From an early age, Kody Gibson knew about Christianity. He grew up in the Bible Belt in Edmond, Oklahoma, and attended church regularly where he heard the gospel and learned the basic tenets of Scripture. He professed faith in Christ in elementary school, and never experienced a time of outright rebellion against his faith.
Gibson is the new vice president for communications at Southern Seminary after working in the admissions office for five years, including as its director since 2014. But he hadn’t always planned on working in academic administration at a seminary. In fact, there was a time when, despite his upbringing in the faith, he wasn’t even sure he was saved.
At 13, he began to realize his previous conversion experience, while marked by genuine desire to understand doctrines of the Christian faith, did not include a full understanding of the gospel. Something was missing.
When he was a child, Gibson’s parents took him to church, but his grandfather, Jerry Campbell, stood as a spiritual father and mentor. Campbell loved Charles Spurgeon, and often left pamphlets or books of Spurgeon’s writings around his home and in the hands of his grandchildren. Gibson came across a particular Spurgeon pamphlet that left a special mark on Gibson’s heart and life.
“I remember reading it and being confident and confirmed in my faith,” he said. “It said ‘Our salvation is not based on our feeling of him [God], but our need of him.”
God used this Spurgeon quote to quiet Gibson’s mind, and gave him confidence in his salvation. This confidence led to a boldness in evangelism, a pursuit of personal holiness, and a resolve to challenge those around him to seek a personal relationship with Christ. During his time at Ouachita Baptist University in Arkadelphia, Arkansas, Gibson’s baseball team often traveled to away games on Sundays, and he would lead devotions with his teammates, and enjoyed the camaraderie and conversations that followed these devotions. With salvation, he said, came what he thought was a call to pastoral ministry.

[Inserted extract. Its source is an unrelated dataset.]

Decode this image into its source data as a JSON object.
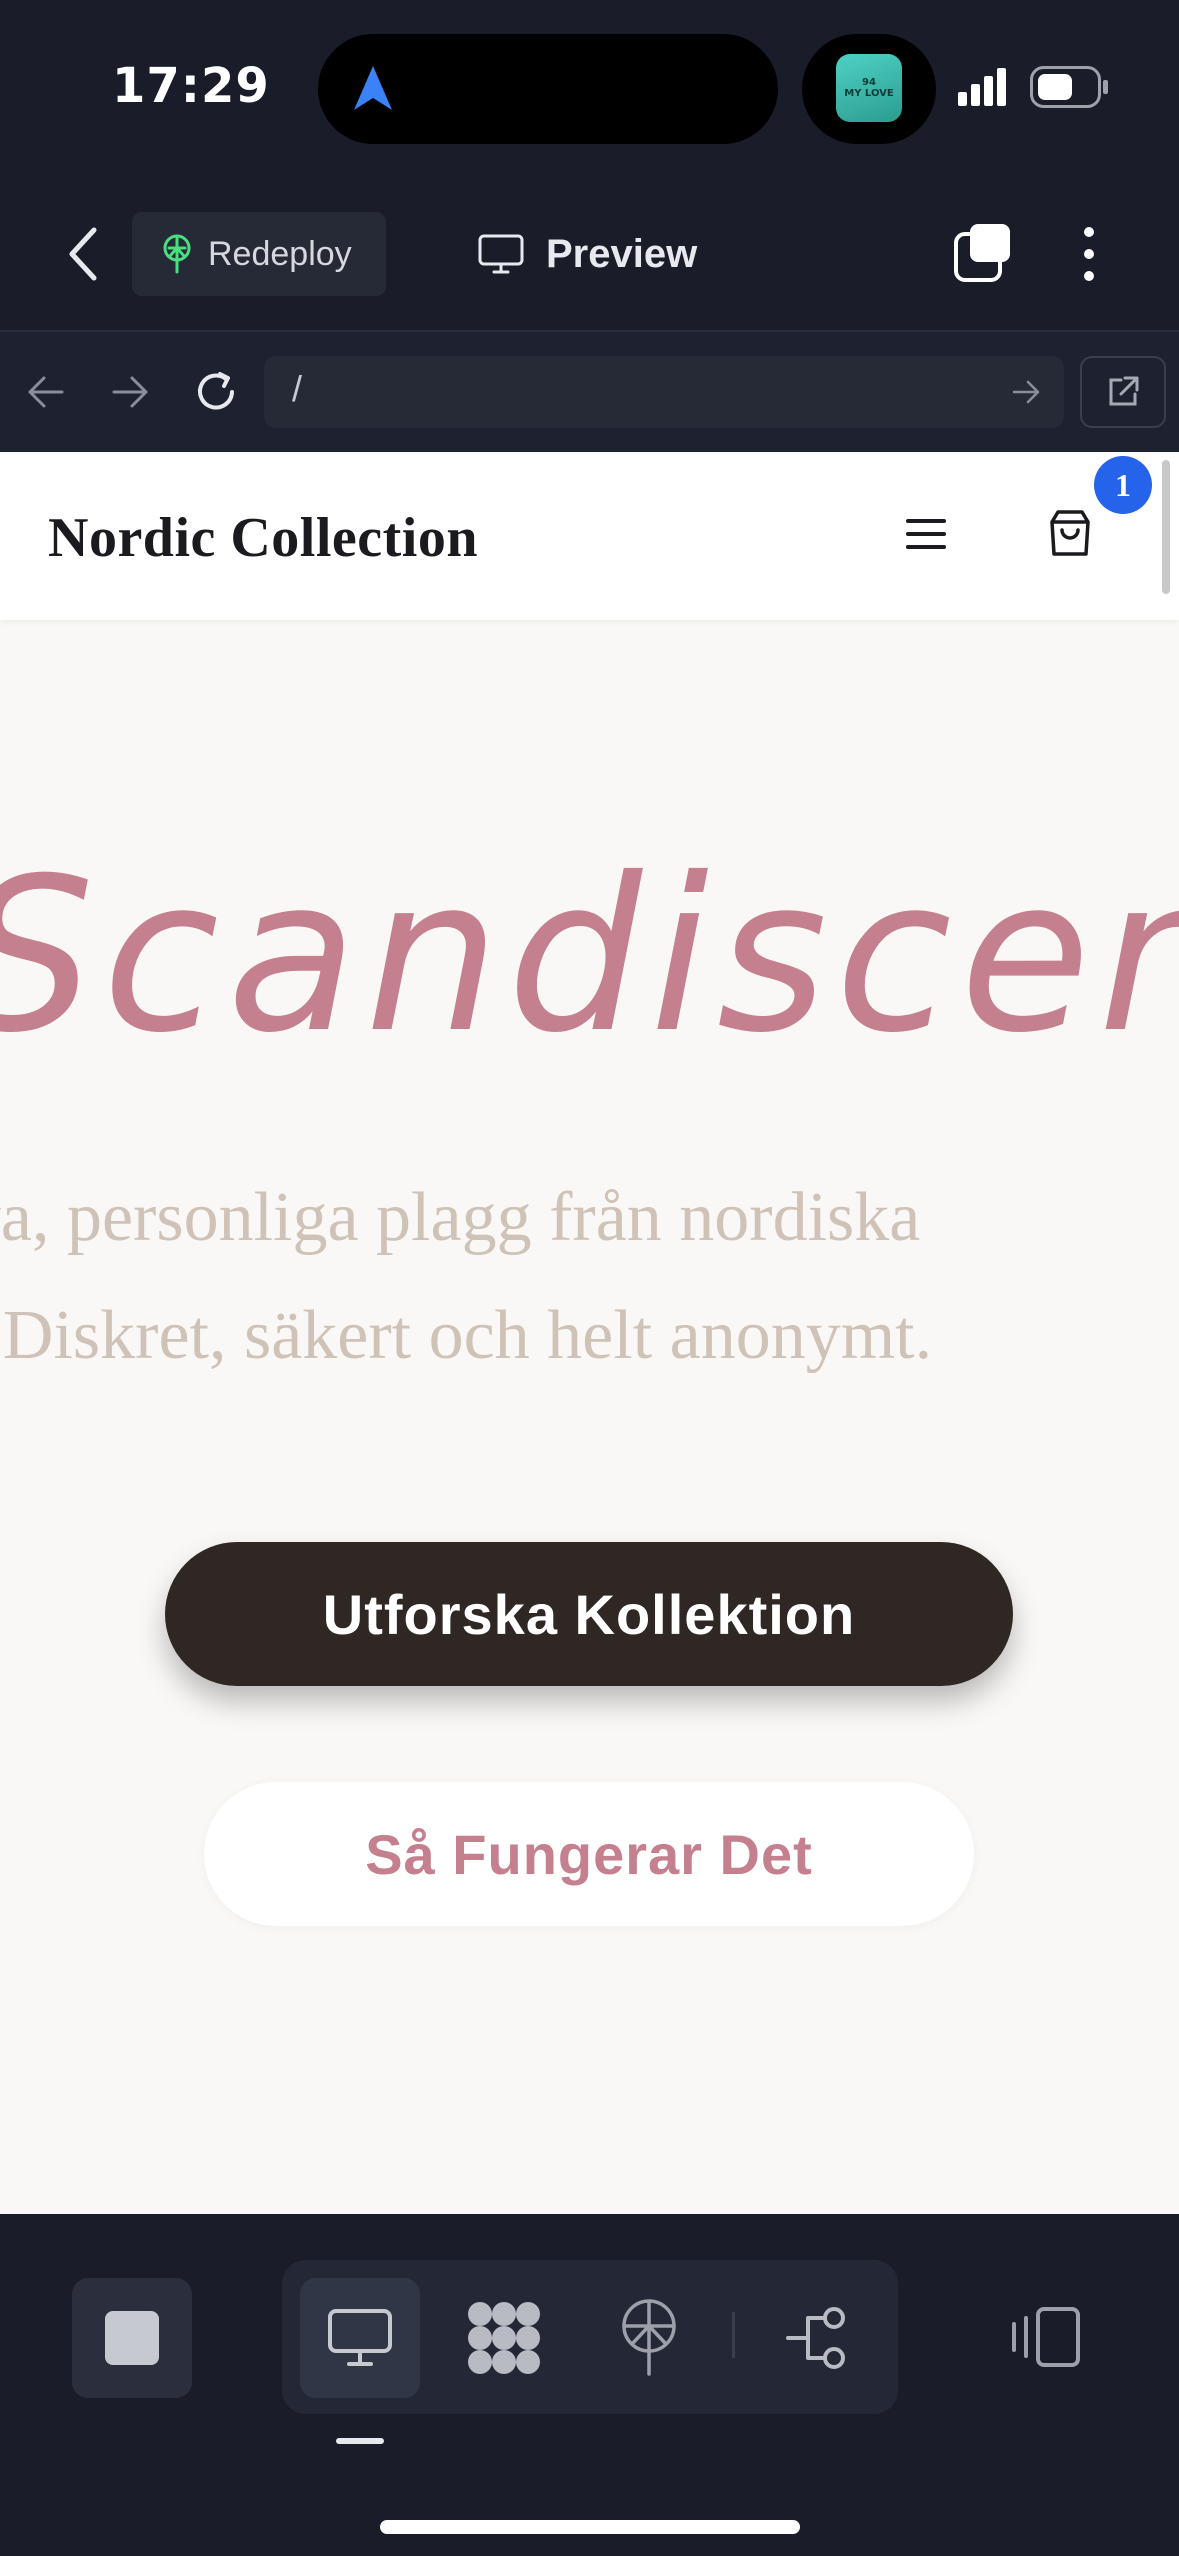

“I think it was a desire from the Holy Spirit to serve,” rather than a direct call to vocational ministry.
But while working for Ouachita’s admissions office, Gibson also grew to love aspects of Christian higher education. He loved the job and enjoyed what he believed was a valuable contribution to “the mission of a Christian higher education institution,” which included educating and training future pastors, professors, missionaries, and laymen for faithful service in the church.
After college, where he studied Christian studies, Gibson planned to attend seminary in order to become a pastor or professor. What he thought was a call to vocational ministry eventually became a calling he didn’t expect.
He made plans to attend Southern Seminary. While in the admissions office at Ouachita, a university consultant began asking Gibson about his future plans. At the time, Gibson still wanted to pastor or become a professor. But he enjoyed working in admissions, which several people noticed. One of these was a consultant who worked with the school. He noted Gibson’s gifting, and said he believed Gibson’s ministry included working in admissions and higher education. Gibson thought nothing about this statement, and continued his plans for attending seminary for ministry preparation.
Gibson and his wife, Juli, moved to Louisville, Kentucky, to study at Southern a year later. While taking courses, Gibson’s love for higher education, the classroom, and ministry all continued to grow. He served in student ministry at his church, and while not completely convinced of his pastoral calling, continued to pursue theological education. He still to wondered, though, if the pastorate was where God wanted him.
As he studied under at Southern, he realized scholarship was inherently rigorous and often lonely. When applied to and was accepted into the Ph.D. program, Gibson realized his interest in things like church history and biblical spirituality were just that: interests, not necessarily a vocational calling. This realization paved another step in his journey to academic administration.
When Southern’s admissions department hired him, Gibson said he began to realize his gifts and calling coincided with where God placed him in that season.
“I discovered I can do this and be faithful to the Lord,” he said. “I found something I was passionate about, that I cared about deeply: Christian higher education and fulfilling that mission. And it was something I was good at. As I started working in admissions and saw how I could live this out as a calling in ministry, was when the burden was lifted. It was like the Lord was showing me that I can do good work, can build something beautiful, and could be faithful doing it as ministry. That fit better for me than trying to go preach or be a professor.”
He served the seminary’s admissions department for almost five years before his recent transition to vice president for communications. Gibson and his wife are members of Sojourn Community Church’s East campus, and have two children: a daughter, Liv (5 years old), and a son, Campbell (2).
He sees God’s providence in the various seasons of his life, and believes God used his first job as an admissions counselor to clarify his calling. He feels at home at Southern, and believes he is where he needs to be.
“My ministry is to serve in Christian higher education, serve at a school whose mission and vision I believe in, and help support the work that’s being done here by serving in an administrative capacity.”